### ACTION ITEM:
For the entries that follow, report how many lines include the word "with" and add nothing.

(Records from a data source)

◇ ◇ ◇

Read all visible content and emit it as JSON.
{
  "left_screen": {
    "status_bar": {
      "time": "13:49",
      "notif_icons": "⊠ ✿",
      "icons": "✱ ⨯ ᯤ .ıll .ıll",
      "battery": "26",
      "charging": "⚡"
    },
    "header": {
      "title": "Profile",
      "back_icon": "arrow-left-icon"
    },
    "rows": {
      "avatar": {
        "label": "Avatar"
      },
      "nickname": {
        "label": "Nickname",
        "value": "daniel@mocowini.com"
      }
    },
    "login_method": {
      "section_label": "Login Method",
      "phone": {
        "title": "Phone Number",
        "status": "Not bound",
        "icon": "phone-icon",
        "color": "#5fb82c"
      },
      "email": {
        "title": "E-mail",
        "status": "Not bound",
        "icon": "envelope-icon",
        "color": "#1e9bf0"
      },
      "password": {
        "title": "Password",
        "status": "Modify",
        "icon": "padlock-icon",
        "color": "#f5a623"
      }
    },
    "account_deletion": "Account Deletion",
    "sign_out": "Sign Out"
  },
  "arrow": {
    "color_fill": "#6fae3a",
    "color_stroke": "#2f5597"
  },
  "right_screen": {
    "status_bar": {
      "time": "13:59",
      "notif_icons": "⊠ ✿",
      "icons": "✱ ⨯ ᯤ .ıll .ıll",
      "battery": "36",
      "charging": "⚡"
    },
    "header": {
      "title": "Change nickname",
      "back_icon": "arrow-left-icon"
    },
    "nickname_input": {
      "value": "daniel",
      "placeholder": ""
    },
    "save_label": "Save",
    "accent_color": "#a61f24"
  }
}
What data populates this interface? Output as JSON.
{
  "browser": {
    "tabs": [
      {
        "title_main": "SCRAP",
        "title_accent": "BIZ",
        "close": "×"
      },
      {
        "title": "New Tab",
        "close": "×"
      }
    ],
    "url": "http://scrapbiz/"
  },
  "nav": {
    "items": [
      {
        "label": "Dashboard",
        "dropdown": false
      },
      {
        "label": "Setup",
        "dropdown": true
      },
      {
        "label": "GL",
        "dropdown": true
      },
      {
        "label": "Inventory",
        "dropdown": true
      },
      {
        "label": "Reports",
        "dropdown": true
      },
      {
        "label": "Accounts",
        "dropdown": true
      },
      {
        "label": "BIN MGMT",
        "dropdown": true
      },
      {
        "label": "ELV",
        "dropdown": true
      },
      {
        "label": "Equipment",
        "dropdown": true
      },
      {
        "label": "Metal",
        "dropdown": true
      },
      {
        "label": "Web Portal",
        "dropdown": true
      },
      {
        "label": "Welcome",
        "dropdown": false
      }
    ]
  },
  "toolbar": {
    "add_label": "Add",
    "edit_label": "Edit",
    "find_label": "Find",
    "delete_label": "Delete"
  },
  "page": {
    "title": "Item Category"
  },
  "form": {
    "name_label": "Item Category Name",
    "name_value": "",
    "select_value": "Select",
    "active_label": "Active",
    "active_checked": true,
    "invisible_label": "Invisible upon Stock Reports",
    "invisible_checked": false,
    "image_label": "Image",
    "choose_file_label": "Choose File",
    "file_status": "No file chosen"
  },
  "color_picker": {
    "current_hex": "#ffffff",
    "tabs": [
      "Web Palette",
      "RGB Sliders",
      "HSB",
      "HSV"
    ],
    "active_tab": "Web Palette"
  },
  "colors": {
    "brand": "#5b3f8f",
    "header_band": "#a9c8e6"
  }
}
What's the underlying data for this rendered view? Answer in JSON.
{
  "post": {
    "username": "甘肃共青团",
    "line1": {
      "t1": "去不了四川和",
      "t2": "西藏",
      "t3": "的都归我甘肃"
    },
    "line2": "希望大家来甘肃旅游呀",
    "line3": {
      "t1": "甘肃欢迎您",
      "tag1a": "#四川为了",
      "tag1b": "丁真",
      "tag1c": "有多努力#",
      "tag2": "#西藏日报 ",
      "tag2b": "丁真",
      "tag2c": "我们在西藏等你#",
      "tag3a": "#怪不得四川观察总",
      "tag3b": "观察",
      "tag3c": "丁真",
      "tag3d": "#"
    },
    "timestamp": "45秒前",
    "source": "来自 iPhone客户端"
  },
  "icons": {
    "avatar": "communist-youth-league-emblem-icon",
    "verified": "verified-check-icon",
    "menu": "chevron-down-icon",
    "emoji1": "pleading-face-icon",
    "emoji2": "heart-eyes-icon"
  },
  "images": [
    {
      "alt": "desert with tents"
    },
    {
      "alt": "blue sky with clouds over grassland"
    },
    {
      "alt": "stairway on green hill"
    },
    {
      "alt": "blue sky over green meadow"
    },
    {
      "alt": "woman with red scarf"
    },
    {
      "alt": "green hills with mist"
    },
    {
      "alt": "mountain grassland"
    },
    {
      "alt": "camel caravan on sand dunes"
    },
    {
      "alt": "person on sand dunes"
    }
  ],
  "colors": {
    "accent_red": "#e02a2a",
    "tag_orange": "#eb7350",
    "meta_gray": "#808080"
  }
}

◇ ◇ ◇

### EXERCISE OUTPUT:
4